EXERCISE GOAL:
Copy the records below in full, changing no character.

RECORDS FOR THE EXERCISE:
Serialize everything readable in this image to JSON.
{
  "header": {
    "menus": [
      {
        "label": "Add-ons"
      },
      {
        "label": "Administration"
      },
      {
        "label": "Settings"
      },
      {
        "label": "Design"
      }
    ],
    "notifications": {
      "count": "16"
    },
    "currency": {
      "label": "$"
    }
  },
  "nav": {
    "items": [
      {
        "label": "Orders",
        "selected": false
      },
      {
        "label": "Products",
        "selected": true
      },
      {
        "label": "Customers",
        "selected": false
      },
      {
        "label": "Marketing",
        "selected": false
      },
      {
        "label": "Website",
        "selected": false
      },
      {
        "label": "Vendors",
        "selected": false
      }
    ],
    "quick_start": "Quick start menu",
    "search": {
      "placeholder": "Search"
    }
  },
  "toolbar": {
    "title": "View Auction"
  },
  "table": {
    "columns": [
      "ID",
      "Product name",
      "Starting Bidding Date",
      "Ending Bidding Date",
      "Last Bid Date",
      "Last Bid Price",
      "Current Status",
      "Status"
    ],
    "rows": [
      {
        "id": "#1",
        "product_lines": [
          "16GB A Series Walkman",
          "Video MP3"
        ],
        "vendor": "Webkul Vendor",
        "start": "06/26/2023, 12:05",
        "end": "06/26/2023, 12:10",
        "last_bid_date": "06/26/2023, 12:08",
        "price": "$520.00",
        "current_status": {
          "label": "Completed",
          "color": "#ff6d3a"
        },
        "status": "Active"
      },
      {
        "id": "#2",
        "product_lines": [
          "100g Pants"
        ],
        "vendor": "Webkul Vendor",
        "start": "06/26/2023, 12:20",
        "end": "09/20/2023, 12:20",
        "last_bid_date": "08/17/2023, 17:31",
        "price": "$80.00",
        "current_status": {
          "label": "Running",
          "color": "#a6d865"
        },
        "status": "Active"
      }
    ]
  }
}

EXERCISE OUTPUT:
Serialize everything readable in this image to JSON.
{
  "header": {
    "menus": [
      {
        "label": "Add-ons"
      },
      {
        "label": "Administration"
      },
      {
        "label": "Settings"
      },
      {
        "label": "Design"
      }
    ],
    "notifications": {
      "count": "16"
    },
    "currency": {
      "label": "$"
    }
  },
  "nav": {
    "items": [
      {
        "label": "Orders",
        "selected": false
      },
      {
        "label": "Products",
        "selected": true
      },
      {
        "label": "Customers",
        "selected": false
      },
      {
        "label": "Marketing",
        "selected": false
      },
      {
        "label": "Website",
        "selected": false
      },
      {
        "label": "Vendors",
        "selected": false
      }
    ],
    "quick_start": "Quick start menu",
    "search": {
      "placeholder": "Search"
    }
  },
  "toolbar": {
    "title": "View Auction"
  },
  "table": {
    "columns": [
      "ID",
      "Product name",
      "Starting Bidding Date",
      "Ending Bidding Date",
      "Last Bid Date",
      "Last Bid Price",
      "Current Status",
      "Status"
    ],
    "rows": [
      {
        "id": "#1",
        "product_lines": [
          "16GB A Series Walkman",
          "Video MP3"
        ],
        "vendor": "Webkul Vendor",
        "start": "06/26/2023, 12:05",
        "end": "06/26/2023, 12:10",
        "last_bid_date": "06/26/2023, 12:08",
        "price": "$520.00",
        "current_status": {
          "label": "Completed",
          "color": "#ff6d3a"
        },
        "status": "Active"
      },
      {
        "id": "#2",
        "product_lines": [
          "100g Pants"
        ],
        "vendor": "Webkul Vendor",
        "start": "06/26/2023, 12:20",
        "end": "09/20/2023, 12:20",
        "last_bid_date": "08/17/2023, 17:31",
        "price": "$80.00",
        "current_status": {
          "label": "Running",
          "color": "#a6d865"
        },
        "status": "Active"
      }
    ]
  }
}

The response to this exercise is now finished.